(Web page and app entries)
++++++

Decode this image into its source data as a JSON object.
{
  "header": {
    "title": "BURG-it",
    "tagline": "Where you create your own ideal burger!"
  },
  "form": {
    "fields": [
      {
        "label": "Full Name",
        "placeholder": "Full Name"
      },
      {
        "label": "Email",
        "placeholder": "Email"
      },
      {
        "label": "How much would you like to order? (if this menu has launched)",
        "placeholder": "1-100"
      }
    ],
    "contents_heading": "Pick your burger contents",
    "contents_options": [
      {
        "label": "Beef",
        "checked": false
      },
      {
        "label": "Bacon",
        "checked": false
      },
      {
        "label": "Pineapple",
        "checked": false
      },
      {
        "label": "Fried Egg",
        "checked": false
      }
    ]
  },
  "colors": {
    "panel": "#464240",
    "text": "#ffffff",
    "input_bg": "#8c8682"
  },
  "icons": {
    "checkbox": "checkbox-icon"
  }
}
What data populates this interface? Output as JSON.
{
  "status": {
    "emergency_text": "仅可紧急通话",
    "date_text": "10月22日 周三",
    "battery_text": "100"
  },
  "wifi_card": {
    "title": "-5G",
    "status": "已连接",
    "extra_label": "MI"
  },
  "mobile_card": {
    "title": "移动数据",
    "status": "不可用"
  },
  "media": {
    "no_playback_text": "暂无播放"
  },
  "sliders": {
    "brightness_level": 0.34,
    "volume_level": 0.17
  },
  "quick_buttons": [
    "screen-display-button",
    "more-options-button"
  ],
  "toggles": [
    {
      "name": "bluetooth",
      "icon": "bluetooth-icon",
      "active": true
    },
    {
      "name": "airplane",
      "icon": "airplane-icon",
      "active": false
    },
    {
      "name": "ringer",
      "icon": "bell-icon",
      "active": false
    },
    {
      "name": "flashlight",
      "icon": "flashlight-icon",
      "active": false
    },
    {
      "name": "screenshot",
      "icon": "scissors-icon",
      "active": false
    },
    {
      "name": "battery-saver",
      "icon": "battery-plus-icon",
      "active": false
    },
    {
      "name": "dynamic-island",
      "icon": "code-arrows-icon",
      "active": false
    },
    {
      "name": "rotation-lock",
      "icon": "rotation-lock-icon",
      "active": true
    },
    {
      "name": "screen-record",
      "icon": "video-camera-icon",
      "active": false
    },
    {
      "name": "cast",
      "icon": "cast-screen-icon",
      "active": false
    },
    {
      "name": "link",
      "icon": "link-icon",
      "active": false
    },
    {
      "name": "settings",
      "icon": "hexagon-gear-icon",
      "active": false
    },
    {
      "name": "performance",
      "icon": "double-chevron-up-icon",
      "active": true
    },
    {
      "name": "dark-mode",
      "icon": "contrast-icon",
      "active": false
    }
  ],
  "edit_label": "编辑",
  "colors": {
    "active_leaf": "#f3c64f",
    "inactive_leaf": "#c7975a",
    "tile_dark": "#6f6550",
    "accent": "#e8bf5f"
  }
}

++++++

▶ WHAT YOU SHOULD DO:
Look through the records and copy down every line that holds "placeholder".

▶ RESULT BELOW:
        "placeholder": "Full Name"
        "placeholder": "Email"
        "placeholder": "1-100"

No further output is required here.